▸ **WORK TO BE COMPLETED**
Repeat the entries below exactly. Drop the pictures.

◆ ◆ ◆ ◆ ◆

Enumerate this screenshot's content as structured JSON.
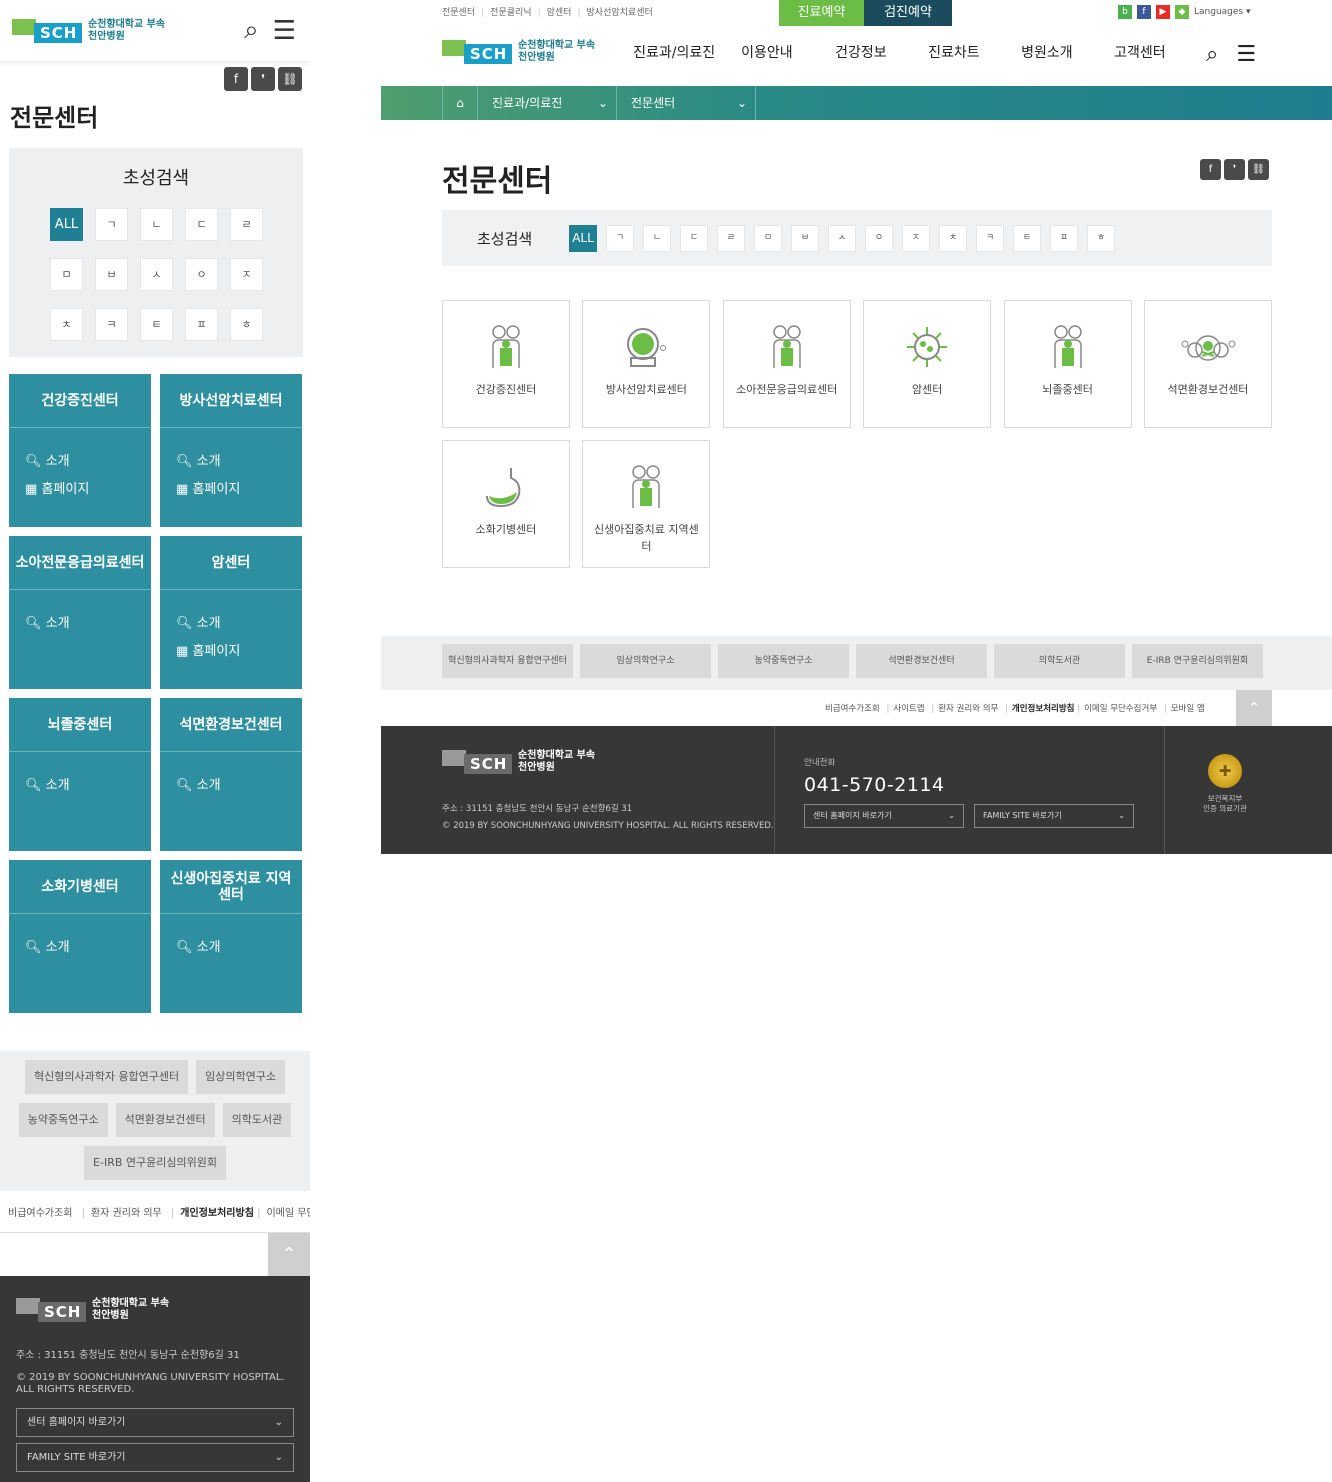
{
  "brand": {
    "logo_mark": "SCH",
    "name_line1": "순천향대학교 부속",
    "name_line2": "천안병원"
  },
  "share_icons": [
    {
      "name": "facebook-icon",
      "glyph": "f"
    },
    {
      "name": "blog-icon",
      "glyph": "❜"
    },
    {
      "name": "link-icon",
      "glyph": "⛓"
    }
  ],
  "page_title": "전문센터",
  "search": {
    "title": "초성검색",
    "consonants": [
      "ALL",
      "ㄱ",
      "ㄴ",
      "ㄷ",
      "ㄹ",
      "ㅁ",
      "ㅂ",
      "ㅅ",
      "ㅇ",
      "ㅈ",
      "ㅊ",
      "ㅋ",
      "ㅌ",
      "ㅍ",
      "ㅎ"
    ]
  },
  "centers": [
    {
      "name": "건강증진센터",
      "intro": "소개",
      "homepage": "홈페이지",
      "icon": "family-icon"
    },
    {
      "name": "방사선암치료센터",
      "intro": "소개",
      "homepage": "홈페이지",
      "icon": "radiation-scanner-icon"
    },
    {
      "name": "소아전문응급의료센터",
      "intro": "소개",
      "homepage": "",
      "icon": "family-icon"
    },
    {
      "name": "암센터",
      "intro": "소개",
      "homepage": "홈페이지",
      "icon": "virus-cell-icon"
    },
    {
      "name": "뇌졸중센터",
      "intro": "소개",
      "homepage": "",
      "icon": "family-icon"
    },
    {
      "name": "석면환경보건센터",
      "intro": "소개",
      "homepage": "",
      "icon": "toxic-cloud-icon"
    },
    {
      "name": "소화기병센터",
      "intro": "소개",
      "homepage": "",
      "icon": "stomach-icon"
    },
    {
      "name": "신생아집중치료 지역센터",
      "intro": "소개",
      "homepage": "",
      "icon": "family-icon"
    }
  ],
  "related_sites": [
    "혁신형의사과학자 융합연구센터",
    "임상의학연구소",
    "농약중독연구소",
    "석면환경보건센터",
    "의학도서관",
    "E-IRB 연구윤리심의위원회"
  ],
  "footer_links": [
    {
      "label": "비급여수가조회",
      "bold": false
    },
    {
      "label": "사이트맵",
      "bold": false
    },
    {
      "label": "환자 권리와 의무",
      "bold": false
    },
    {
      "label": "개인정보처리방침",
      "bold": true
    },
    {
      "label": "이메일 무단수집거부",
      "bold": false
    },
    {
      "label": "모바일 앱",
      "bold": false
    }
  ],
  "footer": {
    "address": "주소 : 31151 충청남도 천안시 동남구 순천향6길 31",
    "copyright": "© 2019 BY SOONCHUNHYANG UNIVERSITY HOSPITAL. ALL RIGHTS RESERVED.",
    "phone_label": "안내전화",
    "phone": "041-570-2114",
    "select_center": "센터 홈페이지 바로가기",
    "select_family": "FAMILY SITE 바로가기",
    "cert_line1": "보건복지부",
    "cert_line2": "인증 의료기관"
  },
  "desktop": {
    "util_links": [
      "전문센터",
      "전문클리닉",
      "암센터",
      "방사선암치료센터"
    ],
    "reserve_treatment": "진료예약",
    "reserve_checkup": "검진예약",
    "languages": "Languages",
    "menu": [
      "진료과/의료진",
      "이용안내",
      "건강정보",
      "진료차트",
      "병원소개",
      "고객센터"
    ],
    "breadcrumb": [
      "진료과/의료진",
      "전문센터"
    ]
  },
  "colors": {
    "primary_teal": "#2e8fa0",
    "active_teal": "#1f7f93",
    "green": "#6cbd45",
    "dark_navy": "#1a4c5e",
    "footer_bg": "#373737"
  }
}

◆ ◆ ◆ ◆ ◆

▸ **EXPECTED ANSWER**
Enumerate this screenshot's content as structured JSON.
{
  "brand": {
    "logo_mark": "SCH",
    "name_line1": "순천향대학교 부속",
    "name_line2": "천안병원"
  },
  "share_icons": [
    {
      "name": "facebook-icon",
      "glyph": "f"
    },
    {
      "name": "blog-icon",
      "glyph": "❜"
    },
    {
      "name": "link-icon",
      "glyph": "⛓"
    }
  ],
  "page_title": "전문센터",
  "search": {
    "title": "초성검색",
    "consonants": [
      "ALL",
      "ㄱ",
      "ㄴ",
      "ㄷ",
      "ㄹ",
      "ㅁ",
      "ㅂ",
      "ㅅ",
      "ㅇ",
      "ㅈ",
      "ㅊ",
      "ㅋ",
      "ㅌ",
      "ㅍ",
      "ㅎ"
    ]
  },
  "centers": [
    {
      "name": "건강증진센터",
      "intro": "소개",
      "homepage": "홈페이지",
      "icon": "family-icon"
    },
    {
      "name": "방사선암치료센터",
      "intro": "소개",
      "homepage": "홈페이지",
      "icon": "radiation-scanner-icon"
    },
    {
      "name": "소아전문응급의료센터",
      "intro": "소개",
      "homepage": "",
      "icon": "family-icon"
    },
    {
      "name": "암센터",
      "intro": "소개",
      "homepage": "홈페이지",
      "icon": "virus-cell-icon"
    },
    {
      "name": "뇌졸중센터",
      "intro": "소개",
      "homepage": "",
      "icon": "family-icon"
    },
    {
      "name": "석면환경보건센터",
      "intro": "소개",
      "homepage": "",
      "icon": "toxic-cloud-icon"
    },
    {
      "name": "소화기병센터",
      "intro": "소개",
      "homepage": "",
      "icon": "stomach-icon"
    },
    {
      "name": "신생아집중치료 지역센터",
      "intro": "소개",
      "homepage": "",
      "icon": "family-icon"
    }
  ],
  "related_sites": [
    "혁신형의사과학자 융합연구센터",
    "임상의학연구소",
    "농약중독연구소",
    "석면환경보건센터",
    "의학도서관",
    "E-IRB 연구윤리심의위원회"
  ],
  "footer_links": [
    {
      "label": "비급여수가조회",
      "bold": false
    },
    {
      "label": "사이트맵",
      "bold": false
    },
    {
      "label": "환자 권리와 의무",
      "bold": false
    },
    {
      "label": "개인정보처리방침",
      "bold": true
    },
    {
      "label": "이메일 무단수집거부",
      "bold": false
    },
    {
      "label": "모바일 앱",
      "bold": false
    }
  ],
  "footer": {
    "address": "주소 : 31151 충청남도 천안시 동남구 순천향6길 31",
    "copyright": "© 2019 BY SOONCHUNHYANG UNIVERSITY HOSPITAL. ALL RIGHTS RESERVED.",
    "phone_label": "안내전화",
    "phone": "041-570-2114",
    "select_center": "센터 홈페이지 바로가기",
    "select_family": "FAMILY SITE 바로가기",
    "cert_line1": "보건복지부",
    "cert_line2": "인증 의료기관"
  },
  "desktop": {
    "util_links": [
      "전문센터",
      "전문클리닉",
      "암센터",
      "방사선암치료센터"
    ],
    "reserve_treatment": "진료예약",
    "reserve_checkup": "검진예약",
    "languages": "Languages",
    "menu": [
      "진료과/의료진",
      "이용안내",
      "건강정보",
      "진료차트",
      "병원소개",
      "고객센터"
    ],
    "breadcrumb": [
      "진료과/의료진",
      "전문센터"
    ]
  },
  "colors": {
    "primary_teal": "#2e8fa0",
    "active_teal": "#1f7f93",
    "green": "#6cbd45",
    "dark_navy": "#1a4c5e",
    "footer_bg": "#373737"
  }
}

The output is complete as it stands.